Brilliant, right? Don't you wish you thought of that? The possibilities are endless!
But the particular part of the sheeps' tenure that this graphic novel focuses on is the end--the part when the sheep train their proteges and retire from their Sleepwalking ways.
The first weird thing about the book is that it takes a long time for the main characters--the ones on the cover--to enter the story. The story starts with one girl going to sleep, putting a note under her pillow, and being rescued by the Sleepwalkers. Is the girl the main character? No, she wakes up and disappears from the story. So are the sheep heroes the main characters? No, they want to retire.
So on page 18 (out of less than 100), the sheep perform a ritual that turns an old quilt into a bear who becomes one of the sheep's proteges. They raise other curious creatures out of old objects and take these somewhat reluctant new heroes into the field before abandoning them by walking through a door that leads to the waking world.

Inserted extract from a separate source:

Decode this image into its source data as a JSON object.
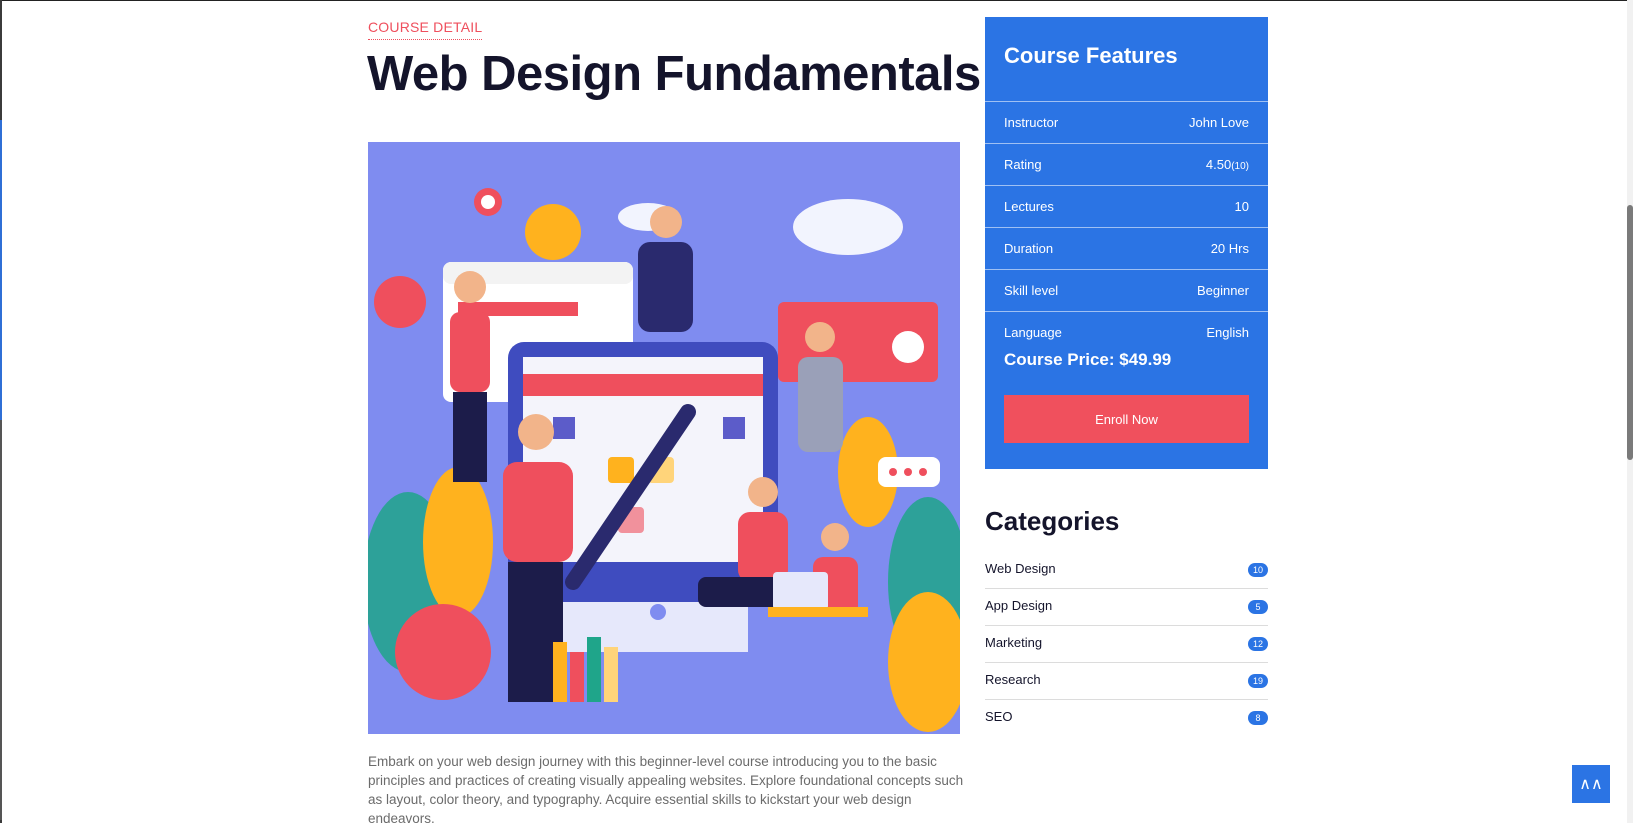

So most of the book is about these new Sleepwalkers learning the ways of dreams, and can I pause here to say: the dreams are stunning. And the experienced Sleepwalkers treat them like new geography, studying the flora and fauna in fine 19th-century-explorer style. Schwartz's scruffy pen sketch style is most effective during the dream sequences. The illustrations rupture their panels and explode across the page, sometimes changing color scheme to a dramatic skeletal black-and-white or forcing the reader to turn the book sideways and read up-and-down while the characters fall through the sky.
However, these kick-ass dream sequences are followed by sad, lonely passages in which the proteges feel abandoned by their mentors and unprepared for what comes next. For example, consider this dialog between the former quilt, Bonno, and a former sock monkey, Amali:
A: Bonno?Hits you in the gut, right? This book is powerful like that, but it's also sad like that, and part of me wished for a more kick-ass, reassuring, happy story. When the older Sleepwalkers walk through the door to the waking world, it feels like they have died. So the book itself feels like a meditation on how to live your life when you have no idea what will happen next or how long the people you love will be in your life. In other words, how to live your life.
A: I'm still sad. If I keep being sad, I will have been happy only one day of my life.
B: Not necessarily. Yesterday was only sad in the afternoon. So you've had one and a half happy days our of two. At that rate, you'll be mostly happy.
A: True. You know more than me. What's it like to be older?
B: From what I can tell, it's mostly terrifying. So far I've been frightened every day of my life.
It's a lot to take, and I don't know how kids will react to this book, but it's one worth reading and rereading. It's also one that inspires you to rewrite your own nightmares and mine your deepest fears for great art. And the conclusion, which is both eerie and cosmic, feels very right. So this is a good title for children who relish the work of Joann Sfar and Neil Gaiman, and those who are thoughtful, serious, odd, and tough.